Furthermore, while it is certainly not a step that anyone wishes to take or a decision that should be taken lightly, the fact is that filing for bankruptcy is fairly common. For example, in 2016 nearly 800,000 individuals and businesses filed for bankruptcy.
If bankruptcy is something that you are considering — or may have decided to do based on your research and analysis — then here are 3 tips to head in the right direction:
1. Confirm that bankruptcy is a step in the right financial direction.
There are many reasons why people face unsustainable debt, such as a prolonged and acrimonious divorce, overwhelming medical bills, extensive repairs after a natural disaster, or simply losing control of income vs. expenses. Indeed, it does not take long for a “cash flow problem” to turn into a crisis, and some of the most intelligent and educated people are those who find themselves mired in debt. It can and does happen every day.

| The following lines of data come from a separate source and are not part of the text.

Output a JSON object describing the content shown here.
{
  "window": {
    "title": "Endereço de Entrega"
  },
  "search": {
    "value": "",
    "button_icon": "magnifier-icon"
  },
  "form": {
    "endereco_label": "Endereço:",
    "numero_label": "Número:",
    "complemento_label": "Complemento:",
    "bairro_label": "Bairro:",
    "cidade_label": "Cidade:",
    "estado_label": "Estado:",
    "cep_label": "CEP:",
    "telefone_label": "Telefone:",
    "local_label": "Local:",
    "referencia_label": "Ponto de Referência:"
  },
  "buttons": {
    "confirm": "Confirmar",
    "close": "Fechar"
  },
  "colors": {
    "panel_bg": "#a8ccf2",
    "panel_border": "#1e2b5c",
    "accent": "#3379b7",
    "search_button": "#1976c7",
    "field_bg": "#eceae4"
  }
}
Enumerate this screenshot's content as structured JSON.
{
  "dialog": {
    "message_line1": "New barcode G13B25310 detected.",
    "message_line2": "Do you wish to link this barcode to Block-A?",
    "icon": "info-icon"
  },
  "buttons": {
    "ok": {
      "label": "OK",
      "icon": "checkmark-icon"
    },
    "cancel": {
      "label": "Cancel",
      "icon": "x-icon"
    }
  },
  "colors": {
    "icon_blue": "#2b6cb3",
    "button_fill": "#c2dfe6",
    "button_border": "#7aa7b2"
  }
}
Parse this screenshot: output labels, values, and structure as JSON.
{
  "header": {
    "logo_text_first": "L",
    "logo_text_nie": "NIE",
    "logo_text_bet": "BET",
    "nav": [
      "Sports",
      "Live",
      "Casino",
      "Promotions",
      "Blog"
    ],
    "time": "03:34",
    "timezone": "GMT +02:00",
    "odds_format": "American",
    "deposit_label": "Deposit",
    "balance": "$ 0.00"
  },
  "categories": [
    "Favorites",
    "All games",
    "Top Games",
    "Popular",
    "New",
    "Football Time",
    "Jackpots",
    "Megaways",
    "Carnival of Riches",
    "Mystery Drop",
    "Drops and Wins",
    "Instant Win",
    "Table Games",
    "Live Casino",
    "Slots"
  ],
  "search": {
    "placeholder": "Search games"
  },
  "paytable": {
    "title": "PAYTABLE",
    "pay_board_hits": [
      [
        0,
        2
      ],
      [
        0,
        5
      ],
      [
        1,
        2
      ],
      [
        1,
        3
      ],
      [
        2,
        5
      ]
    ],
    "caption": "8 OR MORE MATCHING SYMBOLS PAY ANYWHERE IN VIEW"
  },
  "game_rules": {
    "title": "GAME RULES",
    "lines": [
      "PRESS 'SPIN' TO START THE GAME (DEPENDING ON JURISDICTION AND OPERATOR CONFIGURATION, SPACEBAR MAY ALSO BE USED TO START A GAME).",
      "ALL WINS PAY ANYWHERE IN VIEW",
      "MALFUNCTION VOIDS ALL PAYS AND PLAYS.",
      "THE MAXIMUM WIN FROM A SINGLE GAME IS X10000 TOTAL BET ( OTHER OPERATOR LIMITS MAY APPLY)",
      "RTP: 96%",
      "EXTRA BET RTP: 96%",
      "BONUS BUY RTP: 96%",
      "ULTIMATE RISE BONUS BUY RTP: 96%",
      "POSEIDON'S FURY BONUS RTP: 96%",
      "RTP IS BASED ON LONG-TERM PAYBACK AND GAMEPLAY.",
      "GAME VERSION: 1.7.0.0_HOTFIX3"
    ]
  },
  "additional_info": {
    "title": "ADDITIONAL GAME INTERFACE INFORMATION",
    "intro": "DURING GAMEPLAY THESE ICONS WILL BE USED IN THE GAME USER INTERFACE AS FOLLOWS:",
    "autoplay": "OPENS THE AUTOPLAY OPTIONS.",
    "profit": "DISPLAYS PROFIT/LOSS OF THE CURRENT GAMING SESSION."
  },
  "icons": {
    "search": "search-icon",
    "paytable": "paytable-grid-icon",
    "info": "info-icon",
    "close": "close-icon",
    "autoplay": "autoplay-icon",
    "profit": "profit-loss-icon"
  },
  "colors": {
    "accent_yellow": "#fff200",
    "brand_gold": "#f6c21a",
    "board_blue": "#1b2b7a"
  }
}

Yet with this being said, is very important for you to understand the root causes of your debt situation. Otherwise, you may find that the road ahead is longer, more stressful, and costlier than you expect. Also keep in mind that after filing (if you choose to do so), you will need to enroll in a credit counseling course within six months. This will also help you understand how to make safer and better financial choices in the future.
2. Do not under any circumstances “fudge the numbers” to qualify for chapter 7 bankruptcy.
Most people prefer to file for chapter 7 bankruptcy, because doing so wipes out most debts. However, to pursue this option you must pass the means test in your state. This is an evaluation of your income minus expenses. If you fail to qualify (i.e. if you have too much disposal income), then you will not be allowed to file for chapter 7, and instead will need to file for chapter 13. While this may not be (and likely is not) optimal, under no circumstances should you “fudge the numbers” in your favor.
Keep in mind that your financial history will be an open book to the court, and if you are found to have committed forgery or fraud, then in addition to potentially facing criminal prosecution, you can be barred from ever filing for bankruptcy again on the debts in question.
3. Get help from an experienced bankruptcy attorney.
The web can be an excellent source of information. But it can also be full of myths, misunderstandings and outright falsehoods — and unfortunately, a great deal of so-called “advice” regarding bankruptcy falls into the latter category.
What’s more, the process of filing for bankruptcy is complex, and includes submitting specific documents by certain dates. Getting help from an experienced bankruptcy attorney is both wise and safe; especially since your bankruptcy attorney will aggressively protect your rights, and assure that no creditors contact you (creditors are not allowed to contact a petitioner directly, but some still do in the hopes of getting a payment). In addition, if your wages have been garnished by your employer per a court order, your bankruptcy attorney may be able to recover some or all of that income.
To learn more about filing for bankruptcy, and for a confidential consultation on whether this may be a viable decision that is in your best current and long-term financial interest, contact the Law Office of Charles H. Huber today.